Items from an interface collection
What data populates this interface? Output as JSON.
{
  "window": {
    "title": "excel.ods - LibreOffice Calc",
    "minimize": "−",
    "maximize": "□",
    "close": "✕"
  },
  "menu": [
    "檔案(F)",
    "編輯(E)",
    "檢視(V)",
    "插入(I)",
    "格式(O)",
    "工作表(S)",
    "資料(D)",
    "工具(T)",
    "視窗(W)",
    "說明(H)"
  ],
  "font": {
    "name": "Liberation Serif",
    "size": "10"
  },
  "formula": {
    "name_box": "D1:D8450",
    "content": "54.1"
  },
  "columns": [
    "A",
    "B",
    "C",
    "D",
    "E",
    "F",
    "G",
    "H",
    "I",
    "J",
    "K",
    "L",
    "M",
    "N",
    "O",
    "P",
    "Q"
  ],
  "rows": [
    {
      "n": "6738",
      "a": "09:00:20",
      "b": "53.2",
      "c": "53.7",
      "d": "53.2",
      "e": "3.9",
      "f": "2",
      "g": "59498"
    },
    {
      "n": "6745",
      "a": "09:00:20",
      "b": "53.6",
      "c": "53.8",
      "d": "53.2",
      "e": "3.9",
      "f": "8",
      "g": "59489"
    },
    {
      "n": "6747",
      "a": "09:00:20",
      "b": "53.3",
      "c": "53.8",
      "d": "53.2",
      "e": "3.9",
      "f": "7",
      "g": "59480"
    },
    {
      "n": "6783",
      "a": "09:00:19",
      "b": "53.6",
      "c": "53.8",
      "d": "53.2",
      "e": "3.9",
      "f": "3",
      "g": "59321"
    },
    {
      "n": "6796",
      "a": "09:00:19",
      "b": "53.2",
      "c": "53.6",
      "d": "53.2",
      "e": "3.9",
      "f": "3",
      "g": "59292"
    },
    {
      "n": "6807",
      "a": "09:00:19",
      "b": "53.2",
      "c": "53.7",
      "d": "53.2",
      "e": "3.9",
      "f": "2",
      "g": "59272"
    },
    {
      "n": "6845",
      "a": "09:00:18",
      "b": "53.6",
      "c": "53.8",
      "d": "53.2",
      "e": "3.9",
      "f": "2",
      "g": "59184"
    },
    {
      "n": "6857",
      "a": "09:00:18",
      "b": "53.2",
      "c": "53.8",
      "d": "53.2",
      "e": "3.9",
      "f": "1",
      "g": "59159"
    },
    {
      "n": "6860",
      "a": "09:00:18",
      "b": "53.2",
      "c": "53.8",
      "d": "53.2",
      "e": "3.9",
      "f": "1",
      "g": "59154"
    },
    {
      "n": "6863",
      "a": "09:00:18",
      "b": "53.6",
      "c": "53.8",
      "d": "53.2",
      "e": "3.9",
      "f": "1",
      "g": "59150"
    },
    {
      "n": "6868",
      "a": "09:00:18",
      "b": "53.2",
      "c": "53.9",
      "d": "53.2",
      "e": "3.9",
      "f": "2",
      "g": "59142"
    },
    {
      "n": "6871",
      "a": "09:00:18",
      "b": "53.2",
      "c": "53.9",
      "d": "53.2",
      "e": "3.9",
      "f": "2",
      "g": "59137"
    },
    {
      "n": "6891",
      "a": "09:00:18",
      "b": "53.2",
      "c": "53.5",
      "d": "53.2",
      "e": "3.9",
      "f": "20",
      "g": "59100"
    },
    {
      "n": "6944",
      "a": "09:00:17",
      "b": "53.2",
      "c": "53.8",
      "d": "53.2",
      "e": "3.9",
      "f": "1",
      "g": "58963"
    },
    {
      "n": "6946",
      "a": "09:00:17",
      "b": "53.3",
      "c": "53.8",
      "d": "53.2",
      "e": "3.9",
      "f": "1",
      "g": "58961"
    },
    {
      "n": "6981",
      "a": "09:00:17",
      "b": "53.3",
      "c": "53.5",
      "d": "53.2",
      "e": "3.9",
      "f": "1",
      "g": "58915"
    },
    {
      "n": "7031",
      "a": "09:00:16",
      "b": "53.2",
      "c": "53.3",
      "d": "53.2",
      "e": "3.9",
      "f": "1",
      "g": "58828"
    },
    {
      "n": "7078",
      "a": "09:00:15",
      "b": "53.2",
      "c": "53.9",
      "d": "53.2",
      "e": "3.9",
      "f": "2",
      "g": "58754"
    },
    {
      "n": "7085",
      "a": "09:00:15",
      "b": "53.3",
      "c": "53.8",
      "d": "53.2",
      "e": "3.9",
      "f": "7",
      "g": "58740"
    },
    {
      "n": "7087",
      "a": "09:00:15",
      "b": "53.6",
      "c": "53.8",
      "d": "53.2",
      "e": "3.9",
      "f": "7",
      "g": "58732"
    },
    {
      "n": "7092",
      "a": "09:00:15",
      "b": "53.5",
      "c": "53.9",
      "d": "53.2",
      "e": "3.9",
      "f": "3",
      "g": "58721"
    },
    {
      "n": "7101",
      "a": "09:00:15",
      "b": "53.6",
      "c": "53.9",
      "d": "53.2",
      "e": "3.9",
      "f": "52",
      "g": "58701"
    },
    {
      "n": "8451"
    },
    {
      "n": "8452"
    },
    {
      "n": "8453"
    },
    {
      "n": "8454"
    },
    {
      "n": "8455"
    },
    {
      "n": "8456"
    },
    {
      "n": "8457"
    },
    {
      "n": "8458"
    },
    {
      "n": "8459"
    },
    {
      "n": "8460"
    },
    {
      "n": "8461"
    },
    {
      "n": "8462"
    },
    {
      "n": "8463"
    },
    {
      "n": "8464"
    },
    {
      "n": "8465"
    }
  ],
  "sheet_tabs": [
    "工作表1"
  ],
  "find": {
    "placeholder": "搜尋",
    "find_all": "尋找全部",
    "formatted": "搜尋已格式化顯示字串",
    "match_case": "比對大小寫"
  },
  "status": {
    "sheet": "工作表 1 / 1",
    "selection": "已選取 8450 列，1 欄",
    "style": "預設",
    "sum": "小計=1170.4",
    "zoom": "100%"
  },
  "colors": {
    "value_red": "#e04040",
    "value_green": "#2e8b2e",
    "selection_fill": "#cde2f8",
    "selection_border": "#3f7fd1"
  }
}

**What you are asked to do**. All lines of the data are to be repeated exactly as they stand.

**Answer below**.
What data populates this interface? Output as JSON.
{
  "window": {
    "title": "excel.ods - LibreOffice Calc",
    "minimize": "−",
    "maximize": "□",
    "close": "✕"
  },
  "menu": [
    "檔案(F)",
    "編輯(E)",
    "檢視(V)",
    "插入(I)",
    "格式(O)",
    "工作表(S)",
    "資料(D)",
    "工具(T)",
    "視窗(W)",
    "說明(H)"
  ],
  "font": {
    "name": "Liberation Serif",
    "size": "10"
  },
  "formula": {
    "name_box": "D1:D8450",
    "content": "54.1"
  },
  "columns": [
    "A",
    "B",
    "C",
    "D",
    "E",
    "F",
    "G",
    "H",
    "I",
    "J",
    "K",
    "L",
    "M",
    "N",
    "O",
    "P",
    "Q"
  ],
  "rows": [
    {
      "n": "6738",
      "a": "09:00:20",
      "b": "53.2",
      "c": "53.7",
      "d": "53.2",
      "e": "3.9",
      "f": "2",
      "g": "59498"
    },
    {
      "n": "6745",
      "a": "09:00:20",
      "b": "53.6",
      "c": "53.8",
      "d": "53.2",
      "e": "3.9",
      "f": "8",
      "g": "59489"
    },
    {
      "n": "6747",
      "a": "09:00:20",
      "b": "53.3",
      "c": "53.8",
      "d": "53.2",
      "e": "3.9",
      "f": "7",
      "g": "59480"
    },
    {
      "n": "6783",
      "a": "09:00:19",
      "b": "53.6",
      "c": "53.8",
      "d": "53.2",
      "e": "3.9",
      "f": "3",
      "g": "59321"
    },
    {
      "n": "6796",
      "a": "09:00:19",
      "b": "53.2",
      "c": "53.6",
      "d": "53.2",
      "e": "3.9",
      "f": "3",
      "g": "59292"
    },
    {
      "n": "6807",
      "a": "09:00:19",
      "b": "53.2",
      "c": "53.7",
      "d": "53.2",
      "e": "3.9",
      "f": "2",
      "g": "59272"
    },
    {
      "n": "6845",
      "a": "09:00:18",
      "b": "53.6",
      "c": "53.8",
      "d": "53.2",
      "e": "3.9",
      "f": "2",
      "g": "59184"
    },
    {
      "n": "6857",
      "a": "09:00:18",
      "b": "53.2",
      "c": "53.8",
      "d": "53.2",
      "e": "3.9",
      "f": "1",
      "g": "59159"
    },
    {
      "n": "6860",
      "a": "09:00:18",
      "b": "53.2",
      "c": "53.8",
      "d": "53.2",
      "e": "3.9",
      "f": "1",
      "g": "59154"
    },
    {
      "n": "6863",
      "a": "09:00:18",
      "b": "53.6",
      "c": "53.8",
      "d": "53.2",
      "e": "3.9",
      "f": "1",
      "g": "59150"
    },
    {
      "n": "6868",
      "a": "09:00:18",
      "b": "53.2",
      "c": "53.9",
      "d": "53.2",
      "e": "3.9",
      "f": "2",
      "g": "59142"
    },
    {
      "n": "6871",
      "a": "09:00:18",
      "b": "53.2",
      "c": "53.9",
      "d": "53.2",
      "e": "3.9",
      "f": "2",
      "g": "59137"
    },
    {
      "n": "6891",
      "a": "09:00:18",
      "b": "53.2",
      "c": "53.5",
      "d": "53.2",
      "e": "3.9",
      "f": "20",
      "g": "59100"
    },
    {
      "n": "6944",
      "a": "09:00:17",
      "b": "53.2",
      "c": "53.8",
      "d": "53.2",
      "e": "3.9",
      "f": "1",
      "g": "58963"
    },
    {
      "n": "6946",
      "a": "09:00:17",
      "b": "53.3",
      "c": "53.8",
      "d": "53.2",
      "e": "3.9",
      "f": "1",
      "g": "58961"
    },
    {
      "n": "6981",
      "a": "09:00:17",
      "b": "53.3",
      "c": "53.5",
      "d": "53.2",
      "e": "3.9",
      "f": "1",
      "g": "58915"
    },
    {
      "n": "7031",
      "a": "09:00:16",
      "b": "53.2",
      "c": "53.3",
      "d": "53.2",
      "e": "3.9",
      "f": "1",
      "g": "58828"
    },
    {
      "n": "7078",
      "a": "09:00:15",
      "b": "53.2",
      "c": "53.9",
      "d": "53.2",
      "e": "3.9",
      "f": "2",
      "g": "58754"
    },
    {
      "n": "7085",
      "a": "09:00:15",
      "b": "53.3",
      "c": "53.8",
      "d": "53.2",
      "e": "3.9",
      "f": "7",
      "g": "58740"
    },
    {
      "n": "7087",
      "a": "09:00:15",
      "b": "53.6",
      "c": "53.8",
      "d": "53.2",
      "e": "3.9",
      "f": "7",
      "g": "58732"
    },
    {
      "n": "7092",
      "a": "09:00:15",
      "b": "53.5",
      "c": "53.9",
      "d": "53.2",
      "e": "3.9",
      "f": "3",
      "g": "58721"
    },
    {
      "n": "7101",
      "a": "09:00:15",
      "b": "53.6",
      "c": "53.9",
      "d": "53.2",
      "e": "3.9",
      "f": "52",
      "g": "58701"
    },
    {
      "n": "8451"
    },
    {
      "n": "8452"
    },
    {
      "n": "8453"
    },
    {
      "n": "8454"
    },
    {
      "n": "8455"
    },
    {
      "n": "8456"
    },
    {
      "n": "8457"
    },
    {
      "n": "8458"
    },
    {
      "n": "8459"
    },
    {
      "n": "8460"
    },
    {
      "n": "8461"
    },
    {
      "n": "8462"
    },
    {
      "n": "8463"
    },
    {
      "n": "8464"
    },
    {
      "n": "8465"
    }
  ],
  "sheet_tabs": [
    "工作表1"
  ],
  "find": {
    "placeholder": "搜尋",
    "find_all": "尋找全部",
    "formatted": "搜尋已格式化顯示字串",
    "match_case": "比對大小寫"
  },
  "status": {
    "sheet": "工作表 1 / 1",
    "selection": "已選取 8450 列，1 欄",
    "style": "預設",
    "sum": "小計=1170.4",
    "zoom": "100%"
  },
  "colors": {
    "value_red": "#e04040",
    "value_green": "#2e8b2e",
    "selection_fill": "#cde2f8",
    "selection_border": "#3f7fd1"
  }
}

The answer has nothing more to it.